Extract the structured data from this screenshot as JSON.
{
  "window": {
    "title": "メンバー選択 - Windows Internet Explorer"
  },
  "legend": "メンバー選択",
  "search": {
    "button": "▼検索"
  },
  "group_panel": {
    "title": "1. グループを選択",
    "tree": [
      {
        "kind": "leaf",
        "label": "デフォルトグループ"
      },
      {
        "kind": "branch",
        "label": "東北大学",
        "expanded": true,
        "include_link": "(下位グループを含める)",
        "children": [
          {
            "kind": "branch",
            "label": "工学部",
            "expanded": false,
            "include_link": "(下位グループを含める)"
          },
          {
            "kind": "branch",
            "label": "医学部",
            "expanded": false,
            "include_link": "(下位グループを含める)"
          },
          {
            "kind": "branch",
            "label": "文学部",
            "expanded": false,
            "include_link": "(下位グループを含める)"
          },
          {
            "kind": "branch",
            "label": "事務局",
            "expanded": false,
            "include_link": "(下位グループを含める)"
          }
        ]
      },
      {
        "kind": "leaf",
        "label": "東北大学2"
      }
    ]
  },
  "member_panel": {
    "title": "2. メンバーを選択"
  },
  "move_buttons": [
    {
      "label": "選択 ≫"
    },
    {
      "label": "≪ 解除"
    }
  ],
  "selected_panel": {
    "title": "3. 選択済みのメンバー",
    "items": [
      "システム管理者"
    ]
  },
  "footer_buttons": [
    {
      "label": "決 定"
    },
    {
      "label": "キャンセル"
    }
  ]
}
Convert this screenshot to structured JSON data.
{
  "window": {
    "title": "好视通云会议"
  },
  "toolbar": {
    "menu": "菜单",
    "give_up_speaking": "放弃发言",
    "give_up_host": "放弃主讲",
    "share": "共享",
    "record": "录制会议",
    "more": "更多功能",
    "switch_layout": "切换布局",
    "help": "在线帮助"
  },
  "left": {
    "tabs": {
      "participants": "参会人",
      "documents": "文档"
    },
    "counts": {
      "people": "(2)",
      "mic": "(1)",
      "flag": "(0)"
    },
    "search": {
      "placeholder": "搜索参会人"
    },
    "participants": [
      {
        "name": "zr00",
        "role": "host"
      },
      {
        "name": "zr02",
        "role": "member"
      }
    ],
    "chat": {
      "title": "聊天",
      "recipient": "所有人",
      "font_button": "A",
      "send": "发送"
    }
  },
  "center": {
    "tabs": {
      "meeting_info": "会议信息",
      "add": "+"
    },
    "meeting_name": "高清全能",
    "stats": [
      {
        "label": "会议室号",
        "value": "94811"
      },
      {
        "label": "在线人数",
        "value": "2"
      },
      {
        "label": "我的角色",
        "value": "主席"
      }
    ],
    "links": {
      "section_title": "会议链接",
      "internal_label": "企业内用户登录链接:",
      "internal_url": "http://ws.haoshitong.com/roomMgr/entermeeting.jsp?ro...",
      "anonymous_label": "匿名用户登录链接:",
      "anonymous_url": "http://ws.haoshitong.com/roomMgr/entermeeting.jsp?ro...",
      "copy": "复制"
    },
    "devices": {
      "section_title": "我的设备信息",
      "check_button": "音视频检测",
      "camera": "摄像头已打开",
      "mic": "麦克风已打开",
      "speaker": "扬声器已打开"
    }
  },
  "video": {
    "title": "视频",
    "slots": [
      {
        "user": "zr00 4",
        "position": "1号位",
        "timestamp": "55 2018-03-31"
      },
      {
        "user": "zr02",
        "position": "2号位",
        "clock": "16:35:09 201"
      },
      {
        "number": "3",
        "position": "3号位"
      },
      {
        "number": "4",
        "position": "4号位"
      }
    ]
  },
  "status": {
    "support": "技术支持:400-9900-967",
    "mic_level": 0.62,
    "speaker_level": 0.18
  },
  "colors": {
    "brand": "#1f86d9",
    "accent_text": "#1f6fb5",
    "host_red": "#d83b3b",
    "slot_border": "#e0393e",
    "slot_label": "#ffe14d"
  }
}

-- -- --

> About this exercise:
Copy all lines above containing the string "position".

> Your response:
        "position": "1号位",
        "position": "2号位",
        "position": "3号位"
        "position": "4号位"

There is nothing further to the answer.